One of the colossal ironies in the world of information security is that the companies who are charged with protecting others can fall victim to the same attacks. MSPs are a new target, but companies like FireEye, LastPass, and Verizon Enterprise (creator of the benchmark annual Data Breach Investigations report) have all reported cyberattacks over the last few years. MSPs and MSSPs are therefore the latest iteration of an old pattern, but the question remains—what are they doing wrong?
In the case of Kaseya, it appears that the company fell victim to age-old hubris. Whistleblowers at the organization say that they flagged vulnerabilities in the company’s cybersecurity strategy over a three-year period, only to have their warnings ignored. Kaseya relied on obsolete operating systems, failed to use strong encryption, and neglected to patch vulnerable software. One whistleblower said that the company stored customer passwords in plain text(!).
If you’re from an MSP and you’re reading this, we’re going to assume that you’re making more than a basic effort to adhere to cybersecurity best practices. Your network, in other words, might be less of an open invitation to attackers. How would someone try to breach your network in that event?
While no one can say this for sure, the original Department of Homeland Security report highlights a common strategy—island hopping. What’s most likely to happen is that your organization won’t be the “patient zero” of a widespread data breach. You might not even be on the attacker’s radar until they breach one of your customers. They, the attacker will try to breach every vendor in the infected customer’s supply chain—which now includes you.
Since you’re already connected to the customer’s network, it’s relatively easy for attackers to find an unmonitored connection that leads back to your own HQ—and once they find your HQ, the attackers can easily travel back downstream to your customers. Remember that because your customers don’t have much in the way of their own information security infrastructure, they’ll be almost entirely unable to defend against a data breach. Their security relies on your ability to monitor your network.
MSPs need to enhance their visibility so they can combat the risk of becoming involved in a supply chain attack. The days of relying on the client's switch SPAN ports are over, as they are known to introduce additional vulnerabilities and do not provide complete visibility. By integrating a visibility fabric of network TAPs and packet brokers with your security solution, MSPs can protect customers' networks - without running the risk of dropped packets or network blind spots.
Also, TAPs such as Data Diode TAPs can enforce one-way traffic between your customers and your security tools, preventing attackers from moving laterally or infecting other clients. Inline Bypass TAPs ensure 24/7 availability for active inline tools and prevent them from becoming a single point of failure.
Looking to provide complete visibility to your next MSP deployment, but not sure where to start? Join us for a brief network Design-IT consultation or demo. No obligation - it’s what we love to do.

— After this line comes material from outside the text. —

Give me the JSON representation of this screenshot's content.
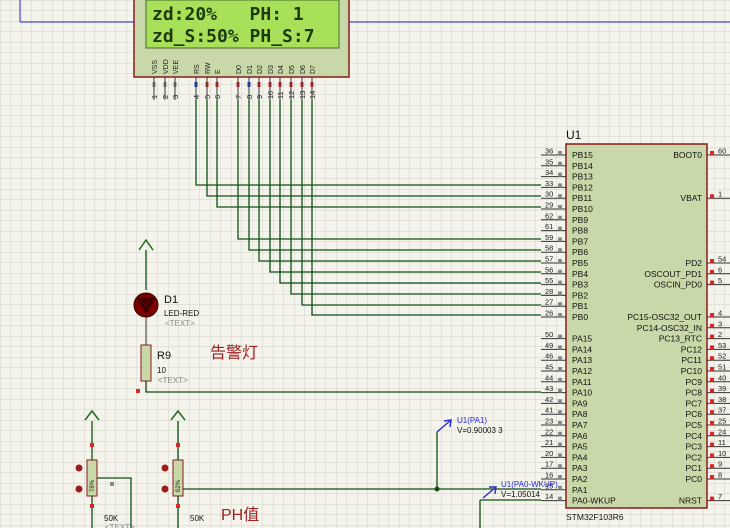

Jason Drewniak is the Vice President of Marketing and Business Development at Garland Technology in the Buffalo, New York office. His experience building brands and delighting customers covers a variety of tech-forward products like computers, toys, and beer. At Garland he is responsible for educating network stakeholders about the "Garland Difference!"